Once we make both legs into loops, it will be more difficult to identify the positive and negative ends of the LED, so one convention to make it easier to remember which end is which is to make the loops as far away from the bulb as you can. Once you’ve made each negative leg into a loop, repeat the process for the positive end; make the loops closer to the bulb so you can identify them as the positive end. (Remember: if you get confused as to which end is positive and which end is negative, there are two other clues to help identify the positive and negative ends.)
4. We’re ready to start sewing. Decide on the placement of your LED lights, laying them out on your fabric, making sure that all the negative loops are facing in the same direction. Sew the LED lights in place through the loops you created in step 3, using regular sewing thread. (It isn’t actually necessary to sew the LED lights in place before you start sewing with the conductive thread. However, if you’re doing this project with first time sewers, this step allows makers to become comfortable stitching with needle and thread before they start working with the conductive thread.)
5. Now you’re going to sew the battery holder in place. You’ll need to line up the positive and negative ends of the battery holder with the positive and negative ends of your LED lights. If you’re using a Lilypad battery holder, you’ll notice that the positive and negative ends are marked for you.
If you’re using a generic battery holder, the metal tab inside the holder is the negative end, and the metal piece at the top of the holder is the positive end.
The two images above illustrate how to orient both types of battery holders in relation to these LED lights.
6. Now we’re ready to connect the components of our circuit with conductive thread. Thread a needle with conductive thread that is long enough to sew a path through the fabric from the negative end of the battery holder to each of the negative ends of the LED lights. (Especially for participants new to sewing, it can be easier to work with the conductive thread if you’re working with a single thread.) If you’re using a Lilypad battery holder, start by sewing around one of the tabs marked (-). If you’re using a generic battery holder, wrap the end of the thread around the negative tab to start.
Continue stitching through the fabric in a straight path to the negative loop of the closest LED light. Make sure the conductive thread and metal loop make contact with each other; you may want to stitch around the metal loop a few times before you continue stitching, again in a straight path, to the negative loop of the next LED light.
Repeat until you’ve stitch a path through all the negative loops. Fasten off your thread. (This is an important step, as you want to avoid creating a short circuit.)

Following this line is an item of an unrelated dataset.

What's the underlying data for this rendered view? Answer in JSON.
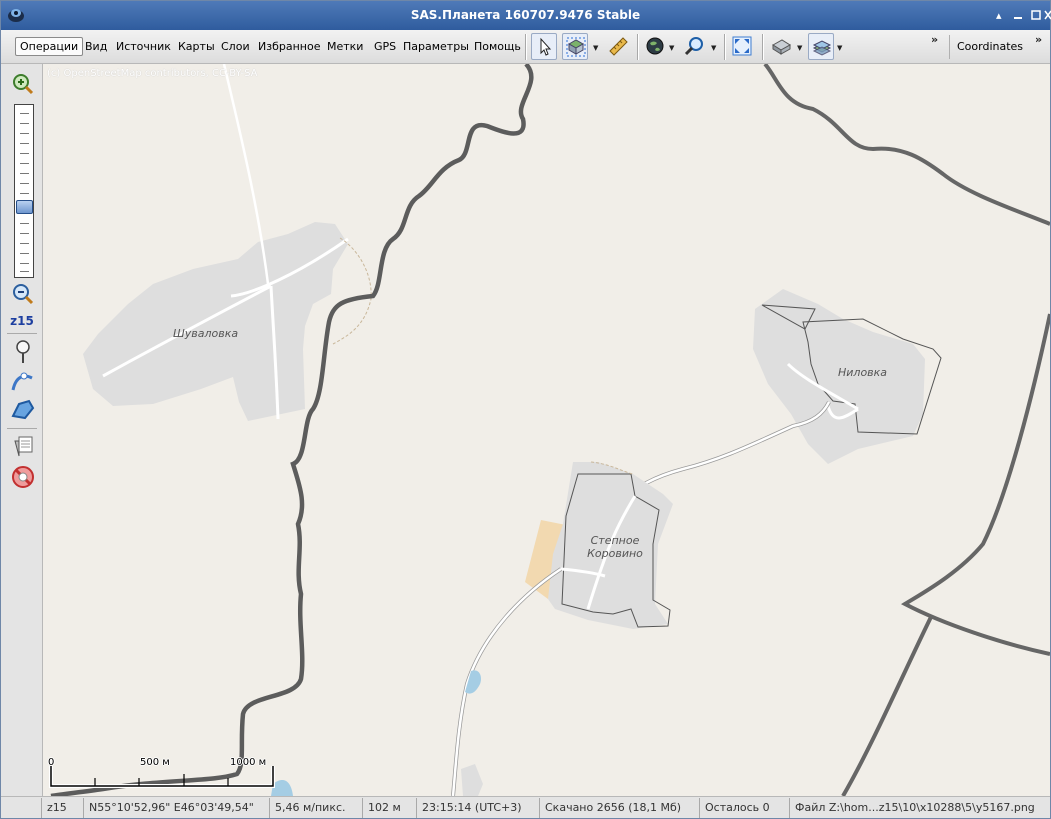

7. Now we’re going to complete our circuit by sewing back to the battery holder. Starting from the LED light furthest from the battery holder and using conductive thread, stitch around the metal loop at the positive end. Continue stitching with a running stitch to the next light, and repeat the process as you did with the negative side of your circuit.
When you reach the battery holder, stitch around the (+) tab (if you’re using the Lilypad battery holder) or (if you’re using the generic battery holder) stitch up into the top of the battery holder and pass your thread over the metal tab at the top of the battery holder and fasten off. Your circuit is complete! We just need to add a power source by popping a battery into the battery holder.
8. Now for the moment of truth: insert your battery into your battery pack. Is your textile glowing? No? Make sure there are no pieces of conductive thread or stitches that touch or overlap. Make sure the conductive thread is stitched tightly around each contact point of each component of the circuit. And make sure that all components have been arranged in such a way that the positive ends line up with each other and the negative ends line up with each other.
9. Embellish your armband with embroidery thread or other materials to personalize it. What do you want to communicate when you’re wearing your armband?